Unfortunately not all building sites fit the requirements for a prefabricated granny flat. For example if your land has steep slopes or small streets, which make it impossible for installation. Not only that, there are local governments who strongly discourage or make it very difficult to get building approval for a prefabricated granny flat.
Although there is a great amount of customisation available with prefabricated homes, it cannot match that of one built on site. The prefabricated granny flats are simply just not as customisable. For many happy customers this is ok, for others, with more specific tastes or site requirements, it is more difficult.
Granny flat disadvantages
The cost to build might be more than you initially thought as there a lot of hidden expenses. To avoid this it is important to talk to someone who can explain the total expected costs and any other extras that may come up.
The payback time period for your granny flat can actually be quite a few years. Even if you make $400 per week rent for a whole year that only brings the yearly revenue up to around $20,000. With an investment cost of $120,000 that will take 6 years to repay, and that isn’t even taking into consideration the cost of upkeep. Or the fact that you might not be able to consistently find tenants.
Getting council approval for your granny flat is getting easier and easier as the years go on. However, if you don’t do it properly you are sure to run into issues later down the line. Also, if you buy a property that has a granny flat on it and find out that it is not complying, this can be quite frustrating. A granny flat can be useless to some if not able to be rented out.

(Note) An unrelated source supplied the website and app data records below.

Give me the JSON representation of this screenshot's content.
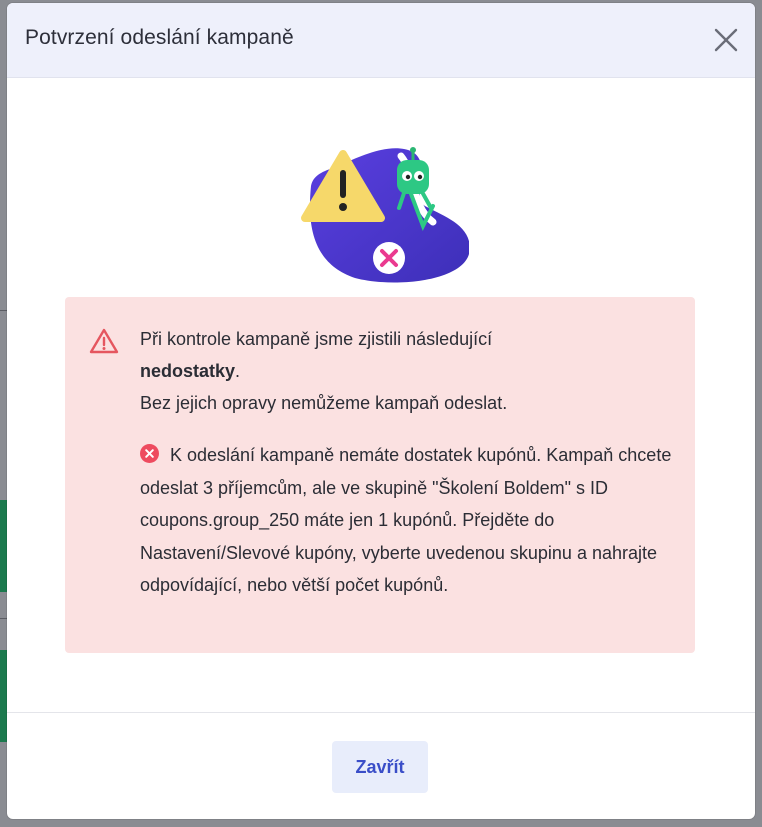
{
  "modal": {
    "title": "Potvrzení odeslání kampaně",
    "close_icon": "close-icon",
    "illustration_icon": "warning-robot-illustration"
  },
  "alert": {
    "icon": "warning-triangle-icon",
    "line1": "Při kontrole kampaně jsme zjistili následující",
    "line2_bold": "nedostatky",
    "line2_rest": ".",
    "line3": "Bez jejich opravy nemůžeme kampaň odeslat.",
    "error_icon": "error-circle-icon",
    "error_message": "K odeslání kampaně nemáte dostatek kupónů. Kampaň chcete odeslat 3 příjemcům, ale ve skupině \"Školení Boldem\" s ID coupons.group_250 máte jen 1 kupónů. Přejděte do Nastavení/Slevové kupóny, vyberte uvedenou skupinu a nahrajte odpovídající, nebo větší počet kupónů."
  },
  "footer": {
    "close_button_label": "Zavřít"
  },
  "colors": {
    "header_bg": "#eef0fb",
    "alert_bg": "#fbe1e1",
    "accent": "#3a4ec8",
    "error": "#ee4b5f"
  }
}
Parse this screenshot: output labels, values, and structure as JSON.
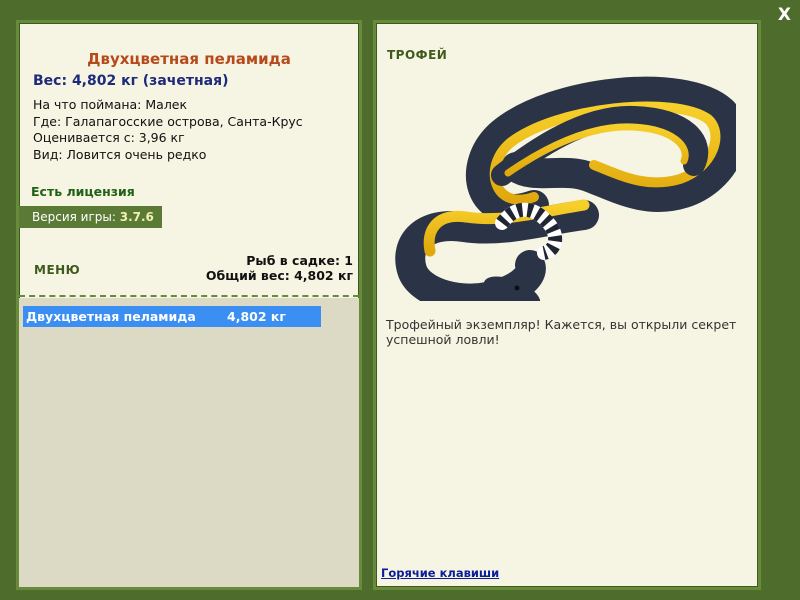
{
  "window": {
    "close_label": "X"
  },
  "fish": {
    "name": "Двухцветная пеламида",
    "weight": "Вес: 4,802 кг (зачетная)",
    "caught_on": "На что поймана: Малек",
    "location": "Где: Галапагосские острова, Санта-Крус",
    "rated_from": "Оценивается с: 3,96 кг",
    "rarity": "Вид: Ловится очень редко"
  },
  "license": "Есть лицензия",
  "version": {
    "label": "Версия игры:",
    "value": "3.7.6"
  },
  "menu": {
    "title": "МЕНЮ",
    "fish_in_keepnet": "Рыб в садке: 1",
    "total_weight": "Общий вес: 4,802 кг"
  },
  "catch_list": [
    {
      "name": "Двухцветная пеламида",
      "weight": "4,802 кг"
    }
  ],
  "trophy": {
    "title": "ТРОФЕЙ",
    "image_icon": "sea-snake-image",
    "text": "Трофейный экземпляр! Кажется, вы открыли секрет успешной ловли!"
  },
  "footer": {
    "hotkeys_link": "Горячие клавиши"
  },
  "colors": {
    "frame_green": "#4e6c2b",
    "panel_bg": "#f6f4e2",
    "title_orange": "#b74a1c",
    "weight_blue": "#1e2a7a",
    "selection_blue": "#3b8ef2",
    "link_blue": "#0a1d9a"
  }
}
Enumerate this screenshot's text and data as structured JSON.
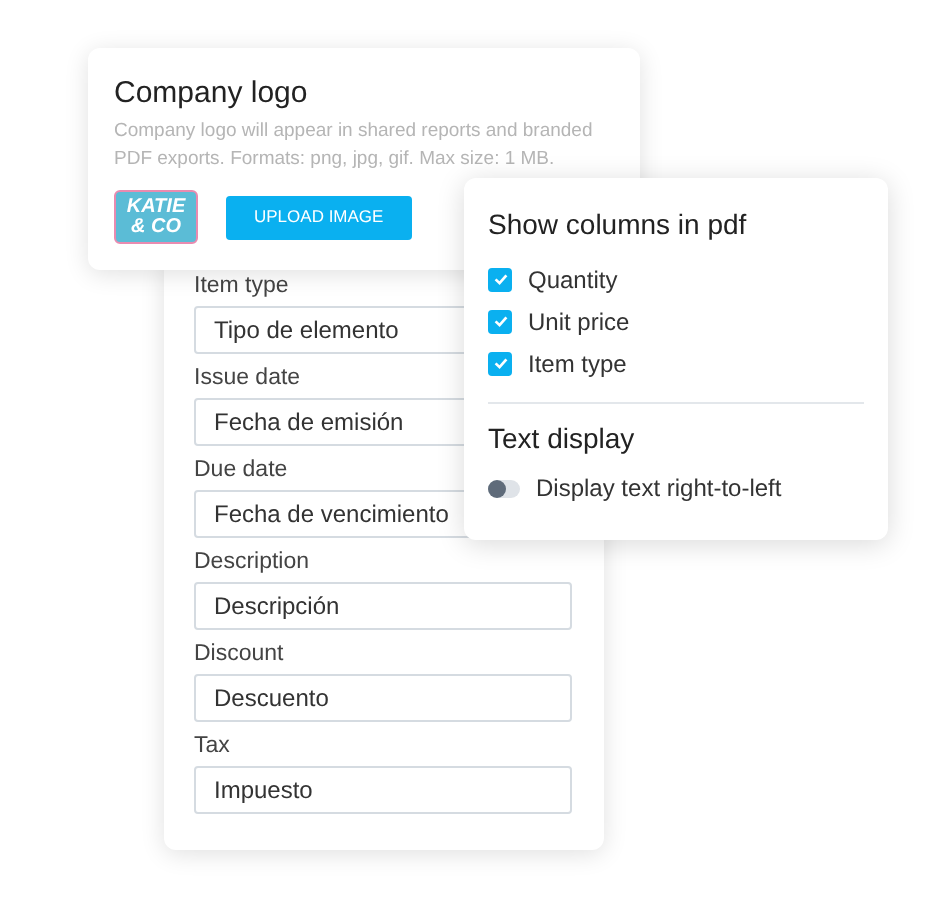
{
  "logo_card": {
    "title": "Company logo",
    "description": "Company logo will appear in shared reports and branded PDF exports. Formats: png, jpg, gif. Max size: 1 MB.",
    "logo_text": [
      "KATIE",
      "& CO"
    ],
    "upload_button": "UPLOAD IMAGE"
  },
  "fields": [
    {
      "label": "Item type",
      "value": "Tipo de elemento"
    },
    {
      "label": "Issue date",
      "value": "Fecha de emisión"
    },
    {
      "label": "Due date",
      "value": "Fecha de vencimiento"
    },
    {
      "label": "Description",
      "value": "Descripción"
    },
    {
      "label": "Discount",
      "value": "Descuento"
    },
    {
      "label": "Tax",
      "value": "Impuesto"
    }
  ],
  "pdf_panel": {
    "columns_title": "Show columns in pdf",
    "columns": [
      {
        "label": "Quantity",
        "checked": true
      },
      {
        "label": "Unit price",
        "checked": true
      },
      {
        "label": "Item type",
        "checked": true
      }
    ],
    "text_display_title": "Text display",
    "rtl_toggle": {
      "label": "Display text right-to-left",
      "on": false
    }
  }
}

A bad tenant is always annoying but with a granny flat bad tenant, it will be a little too close to home. Renting out your granny flat can be great, bring in some extra income and even introduce you to some nice new neighbours. Though like most things, there is the possibility of it all going wong. Having a nightmare tenant is never fun, but when they are basically at your doorstep it is certainly a lot worse. Think loud music, constant social activities, mess and damage.
Can you subdivide a granny flat? No, you cannot subdivide land that includes a granny flat. Subdividing land can be very costly, and for this reason those that merely want a sub dwelling often choose to build a granny flat.
Is a granny flat dual occupancy? A granny flat is not dual occupancy. Dual occupancy is when you have two separate residences, with different owners on the same title. Each property is able to be sold by their respective owner without any impact on the other.
What is the average size of a granny flat? Many people choose to stay within their council guidelines for building a granny flat; this usually between 50 sqm and 90 sqm depending on where you live. One bedroom apartments are the most popular but there is also a rise of 2 bedroom apartments and sometimes even two story granny flats being built.
Can you build a granny flat before the main house? A granny flat can only be built on land that already has a main residence. Afterall, it wouldn’t be called a granny flat if there was no main property in sight. A granny flat is a sub dwelling or an ancillary dwelling one that comes second to your main property. Anyway, it is not often the case that one would want to build the granny flat without first having a main residence.
So now you know all about granny flats, what they are and what they are not, and the importance of getting yours approved.
A granny flat can be really useful for some households and end up being an excellent investment. Not only in monetary terms but in regards to the freedom and the flexibility to welcome guests that they offer. For others, a granny flat may really be the wrong choice. A granny flat is generally not something that adds significant value to your property, at least not value that will surpass the amount of money you spend getting it set up.
A granny flat is usually about creating a certain lifestyle, in a home that the owner intends to stay in for years to come. In some cases it is also about increased rental yield, and only the future will tell how important these ancillary dwellings will be in years to come. The granny flat could be the solution to the home ownership barrier that many young adults are facing today in Australia.